  • Therefore, in any material containing a radioactive nuclide, the proportion of the original nuclide to its decay product(s) changes in a predictable way as the original nuclide decays. (pbworks.com)
  • Ongoing and planned sample-return missions by the U.S. and other nations require that a strong cadre of specialists in the mineralogy, petrology, chemistry, and isotope chemistry of extraterrestrial materials is available to analyze these valuable samples. (worldwidescience.org)
  • However, the +1 state, which is far more prominent in thallium than the elements above it, recalls the chemistry of alkali metals , and thallium(I) ions are found geologically mostly in potassium-based ores, and (when ingested) are handled in many ways like potassium ions (K + ) by ion pumps in living cells. (popflock.com)

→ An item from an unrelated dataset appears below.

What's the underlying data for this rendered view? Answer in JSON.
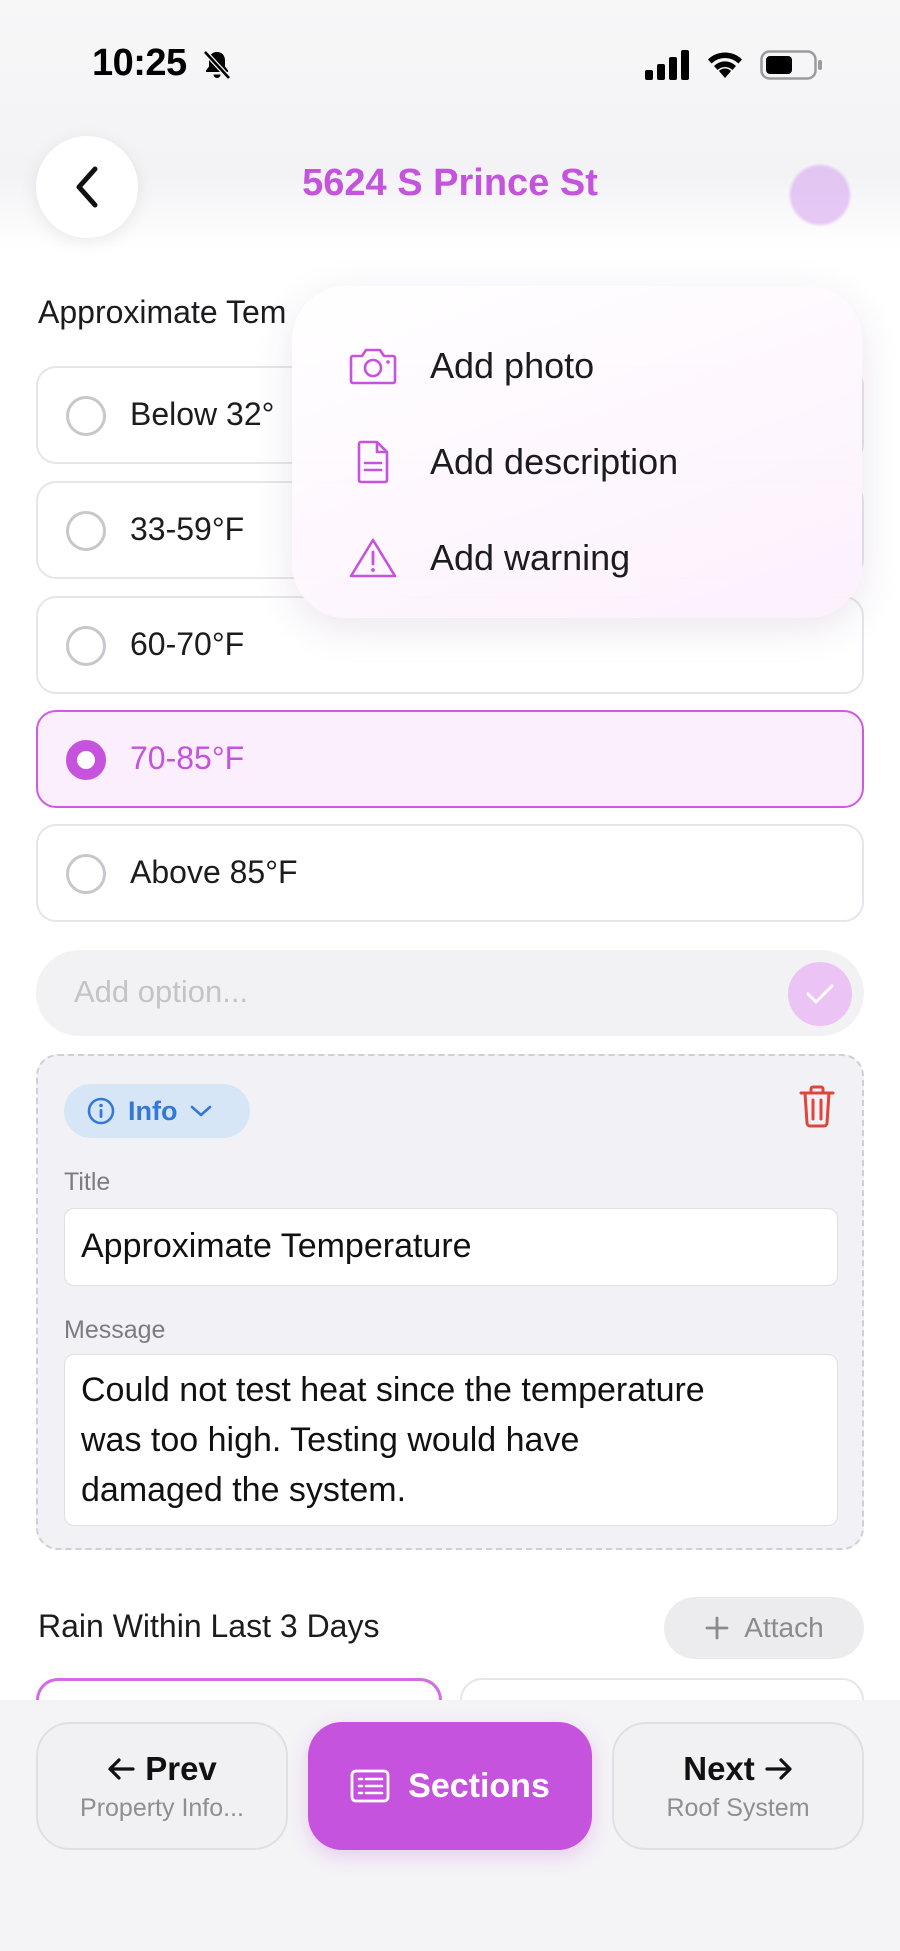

  • Some radionuclides have half-lives so long (many times the age of the universe) that decay has only recently been detected, and for most practical purposes they can be considered stable, most notably bismuth-209: detection of this decay meant that bismuth was no longer considered stable. (wikipedia.org)
  • Flerovium is predicted to be near the centre of the theorized island of stability , and it is expected that heavier flerovium isotopes, especially the possibly doubly magic flerovium-298, may have even longer half-lives. (wikimili.com)
  • Secondary radionuclides will occur in proportion to their half-lives, so short-lived ones will be very rare. (wikipedia.org)
  • At least another 60 radionuclides are detectable in nature, either as daughters of primordial radionuclides or as radionuclides produced through natural production on Earth by cosmic radiation. (wikipedia.org)
  • Of these natural isotopes, 90 Zr is the most common, making up 51.45% of all zirconium. (popflock.com)
  • it is also used as a biomarker, because in nature, it is found only in small quantities in living organisms and when present, replaces potassium. (popflock.com)
  • Nonradioactive caesium compounds are only mildly toxic , but the pure metal's tendency to react explosively with water means that caesium is considered a hazardous material, and the radioisotopes present a significant health and ecological hazard in the environment. (wikipedia.org)